Input material ->
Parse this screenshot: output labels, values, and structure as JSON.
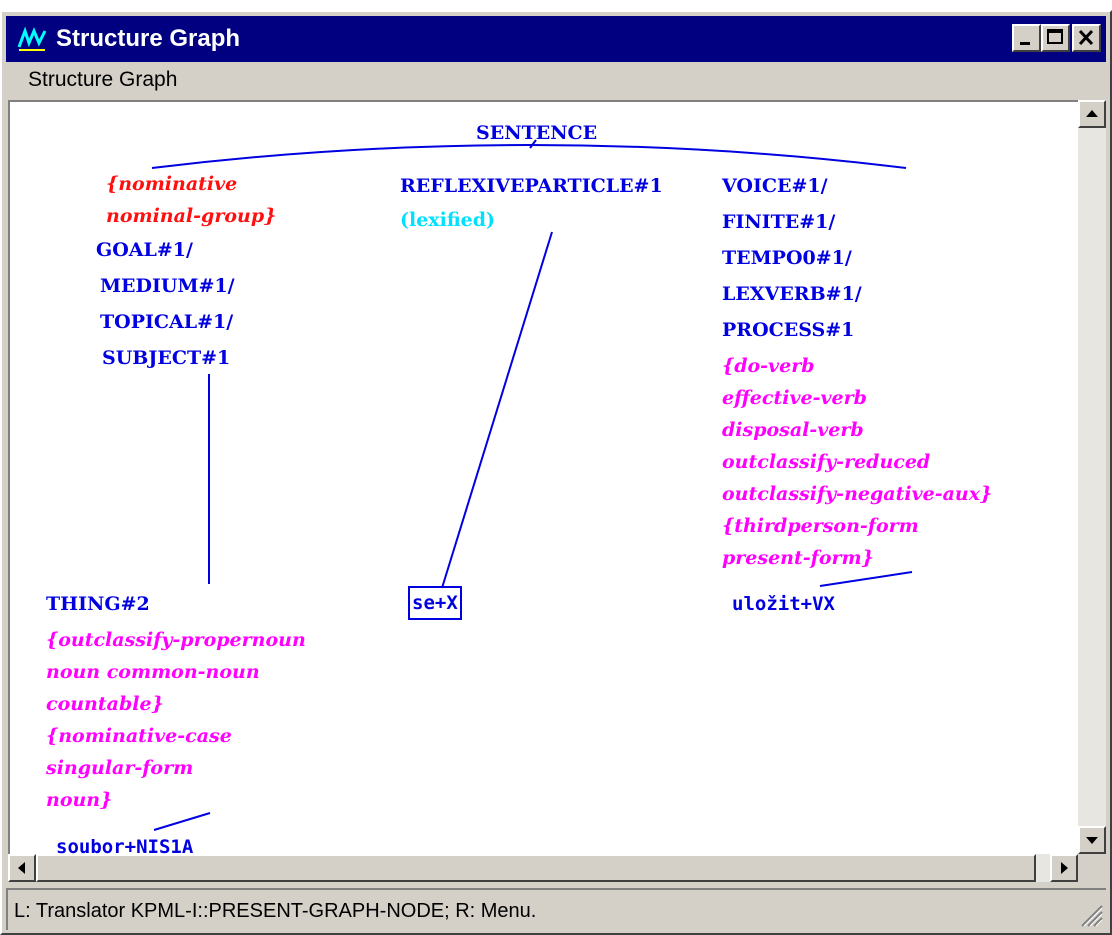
{
  "window": {
    "title": "Structure Graph",
    "menu": [
      "Structure Graph"
    ],
    "status": "L: Translator KPML-I::PRESENT-GRAPH-NODE; R: Menu."
  },
  "colors": {
    "titlebar": "#000080",
    "node_label": "#0000e0",
    "feature_red": "#ff1010",
    "feature_magenta": "#ff00ff",
    "lexified": "#00e0ff"
  },
  "icons": [
    "app-icon",
    "minimize-icon",
    "maximize-icon",
    "close-icon",
    "scroll-up-icon",
    "scroll-down-icon",
    "scroll-left-icon",
    "scroll-right-icon",
    "resize-grip-icon"
  ],
  "graph": {
    "root": "SENTENCE",
    "left_features": [
      "{nominative",
      " nominal-group}"
    ],
    "left_functions": [
      "GOAL#1/",
      "MEDIUM#1/",
      "TOPICAL#1/",
      "SUBJECT#1"
    ],
    "middle_function": "REFLEXIVEPARTICLE#1",
    "middle_note": "(lexified)",
    "right_functions": [
      "VOICE#1/",
      "FINITE#1/",
      "TEMPO0#1/",
      "LEXVERB#1/",
      "PROCESS#1"
    ],
    "right_features": [
      "{do-verb",
      " effective-verb",
      " disposal-verb",
      " outclassify-reduced",
      " outclassify-negative-aux}",
      "{thirdperson-form",
      " present-form}"
    ],
    "thing_label": "THING#2",
    "thing_features": [
      "{outclassify-propernoun",
      " noun common-noun",
      " countable}",
      "{nominative-case",
      " singular-form",
      " noun}"
    ],
    "leaves": {
      "left": "soubor+NIS1A",
      "middle": "se+X",
      "right": "uložit+VX"
    }
  }
}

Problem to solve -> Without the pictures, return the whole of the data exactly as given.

Solution to this problem ->
Parse this screenshot: output labels, values, and structure as JSON.
{
  "window": {
    "title": "Structure Graph",
    "menu": [
      "Structure Graph"
    ],
    "status": "L: Translator KPML-I::PRESENT-GRAPH-NODE; R: Menu."
  },
  "colors": {
    "titlebar": "#000080",
    "node_label": "#0000e0",
    "feature_red": "#ff1010",
    "feature_magenta": "#ff00ff",
    "lexified": "#00e0ff"
  },
  "icons": [
    "app-icon",
    "minimize-icon",
    "maximize-icon",
    "close-icon",
    "scroll-up-icon",
    "scroll-down-icon",
    "scroll-left-icon",
    "scroll-right-icon",
    "resize-grip-icon"
  ],
  "graph": {
    "root": "SENTENCE",
    "left_features": [
      "{nominative",
      " nominal-group}"
    ],
    "left_functions": [
      "GOAL#1/",
      "MEDIUM#1/",
      "TOPICAL#1/",
      "SUBJECT#1"
    ],
    "middle_function": "REFLEXIVEPARTICLE#1",
    "middle_note": "(lexified)",
    "right_functions": [
      "VOICE#1/",
      "FINITE#1/",
      "TEMPO0#1/",
      "LEXVERB#1/",
      "PROCESS#1"
    ],
    "right_features": [
      "{do-verb",
      " effective-verb",
      " disposal-verb",
      " outclassify-reduced",
      " outclassify-negative-aux}",
      "{thirdperson-form",
      " present-form}"
    ],
    "thing_label": "THING#2",
    "thing_features": [
      "{outclassify-propernoun",
      " noun common-noun",
      " countable}",
      "{nominative-case",
      " singular-form",
      " noun}"
    ],
    "leaves": {
      "left": "soubor+NIS1A",
      "middle": "se+X",
      "right": "uložit+VX"
    }
  }
}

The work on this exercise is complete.